Charlie portrait 8 Aug 2020

Today I celebrate the 4th anniversary of adopting Charlie, the rescued former racehorse Charlie’s Quest. I also celebrate victories for all U.S. racehorses that have been won this year, and the role Charlie’s story has played in those victories.

Photo by Sarah Welty.

These days, Charlie runs when he wants to run — usually leading the way with fellow rescued racehorse Henry close behind, and Caroline (of unknown origin) bringing up the rear.

Charlie also naps when he wants to nap, his only interruption an occasional nudge from Caroline.

It wasn’t always this way. From January 12, 2012 to July 10, 2016, Charlie’s Quest was a racehorse, running 45 races with total $206,944 earnings.

He started his “career” at tier 1 tracks, finishing first in early races like this one on March 10, 2012 at Florida’s Gulfstream Park.

But by early 2015, Charlie was racing at tier 3 and 4 tracks, and typically finishing as an also-ran. Like many racehorses, Charlie had been drugged so he’d run despite painful injuries — causing his physical condition and his racing performance to spiral downward.

Photo by PETA.

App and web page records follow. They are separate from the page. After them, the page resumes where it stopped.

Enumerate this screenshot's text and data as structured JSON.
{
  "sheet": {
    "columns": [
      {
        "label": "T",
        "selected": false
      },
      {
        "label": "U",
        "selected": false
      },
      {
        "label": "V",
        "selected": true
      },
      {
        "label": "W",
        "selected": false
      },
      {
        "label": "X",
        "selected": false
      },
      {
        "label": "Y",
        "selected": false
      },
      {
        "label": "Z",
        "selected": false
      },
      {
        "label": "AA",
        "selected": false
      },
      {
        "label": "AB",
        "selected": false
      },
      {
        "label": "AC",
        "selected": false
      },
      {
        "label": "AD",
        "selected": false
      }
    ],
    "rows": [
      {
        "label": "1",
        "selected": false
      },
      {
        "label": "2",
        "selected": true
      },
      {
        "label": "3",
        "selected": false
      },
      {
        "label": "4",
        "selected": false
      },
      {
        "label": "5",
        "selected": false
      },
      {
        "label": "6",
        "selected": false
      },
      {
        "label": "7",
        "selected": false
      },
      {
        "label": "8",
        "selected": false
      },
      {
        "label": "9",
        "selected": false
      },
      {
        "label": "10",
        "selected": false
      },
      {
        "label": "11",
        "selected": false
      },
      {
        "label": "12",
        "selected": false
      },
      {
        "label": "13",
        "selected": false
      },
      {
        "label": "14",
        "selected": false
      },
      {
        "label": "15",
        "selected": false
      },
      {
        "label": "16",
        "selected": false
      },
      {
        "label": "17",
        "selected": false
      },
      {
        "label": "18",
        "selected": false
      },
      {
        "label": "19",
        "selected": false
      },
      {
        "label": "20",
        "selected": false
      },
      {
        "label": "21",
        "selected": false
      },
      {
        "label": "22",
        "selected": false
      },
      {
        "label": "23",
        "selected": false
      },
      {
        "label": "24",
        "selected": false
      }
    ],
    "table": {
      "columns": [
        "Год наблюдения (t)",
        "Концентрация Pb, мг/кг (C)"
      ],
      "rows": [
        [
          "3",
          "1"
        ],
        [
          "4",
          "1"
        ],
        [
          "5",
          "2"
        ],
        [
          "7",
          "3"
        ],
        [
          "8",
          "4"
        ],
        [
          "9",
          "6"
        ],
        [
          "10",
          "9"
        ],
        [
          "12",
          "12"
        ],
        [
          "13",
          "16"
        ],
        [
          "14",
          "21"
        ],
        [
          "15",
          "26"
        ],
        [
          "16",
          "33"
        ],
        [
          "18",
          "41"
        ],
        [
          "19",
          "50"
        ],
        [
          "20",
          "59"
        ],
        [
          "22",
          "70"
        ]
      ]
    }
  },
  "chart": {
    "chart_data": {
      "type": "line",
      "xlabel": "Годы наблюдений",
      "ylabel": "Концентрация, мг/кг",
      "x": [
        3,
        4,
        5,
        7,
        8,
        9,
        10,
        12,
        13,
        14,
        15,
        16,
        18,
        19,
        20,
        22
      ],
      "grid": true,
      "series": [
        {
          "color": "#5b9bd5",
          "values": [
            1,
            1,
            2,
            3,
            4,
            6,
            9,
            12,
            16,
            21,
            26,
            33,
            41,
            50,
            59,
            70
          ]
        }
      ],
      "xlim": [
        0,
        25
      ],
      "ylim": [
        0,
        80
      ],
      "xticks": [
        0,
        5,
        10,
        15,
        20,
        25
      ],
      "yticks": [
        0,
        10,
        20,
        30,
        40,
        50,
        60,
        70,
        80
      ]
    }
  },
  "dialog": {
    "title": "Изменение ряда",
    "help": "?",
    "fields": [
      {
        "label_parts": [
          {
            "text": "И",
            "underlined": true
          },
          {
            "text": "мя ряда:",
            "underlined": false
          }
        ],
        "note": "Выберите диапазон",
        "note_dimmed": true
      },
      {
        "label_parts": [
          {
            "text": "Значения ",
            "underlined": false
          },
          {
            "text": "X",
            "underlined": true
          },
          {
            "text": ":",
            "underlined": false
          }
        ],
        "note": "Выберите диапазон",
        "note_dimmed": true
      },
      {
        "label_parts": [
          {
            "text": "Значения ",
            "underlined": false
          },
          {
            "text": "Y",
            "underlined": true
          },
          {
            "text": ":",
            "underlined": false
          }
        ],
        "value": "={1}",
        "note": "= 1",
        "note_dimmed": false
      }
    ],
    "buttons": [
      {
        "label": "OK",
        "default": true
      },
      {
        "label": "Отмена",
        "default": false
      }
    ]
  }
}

After PETA stepped in to take Charlie off the track in summer 2016, an examining vet found that he had “quadrilateral lameness, some of which is very severe, progressive, degenerative and likely painful. While he does appear to be a very stoic and strong patient,” the vet wrote, “it still seems unreasonable that a horse mainly unfit for even moderate riding sport was recently subjected to high speed racing competition.”  

Photo by PETA.

Charlie’s injuries will never completely heal — but after four years as a pasture companion, he is far sounder than he was.

Meanwhile, Charlie’s story has been out in the world, slowly but steadily making a difference for all racehorses — with particularly dramatic progress this year.

One of Charlie’s fellow racehorses. Photo by PETA.

After Charlie was among racehorses whose treatment PETA covered in a summer 2013 undercover investigation, the New York State Gaming Commission and Kentucky Horse Racing Commission opened their own official investigations.

On March 13, 2020, that same PETA investigation was cited in the Washington Post editorial board opinion piece “Horse racing has outlived its time.” On August 31, that opinion piece, in turn, was cited in Senate Majority Leader Mitch McConnell’s announcement of the Horseracing Integrity and Safety Act of 2020 he officially introduced on September 9.

The Post opinion piece also discussed the March 9 federal indictments of 27 racehorse trainers, veterinarians and drug distributors for an international scheme to drug horses to make them run faster and to cheat the betting public — indictments which brought the first two guilty pleas on September 16.

Conversations caught on federal wiretaps were “eerily similar” to the callous way horses were discussed in PETA’s undercover video, the Post wrote, and “what happened to the horses amounted to nothing less than abuse. They experienced cardiac issues, overexertion leading to leg fractures, increased risk of injury and, in some cases, death.”

The Post opinion piece concluded: “Activities involving animals that used to be tolerated — even revered — like circus elephants or killer whale shows ended as people learned of their terrible toll. Horse racing awaits a similar reckoning.”

Leave a Comment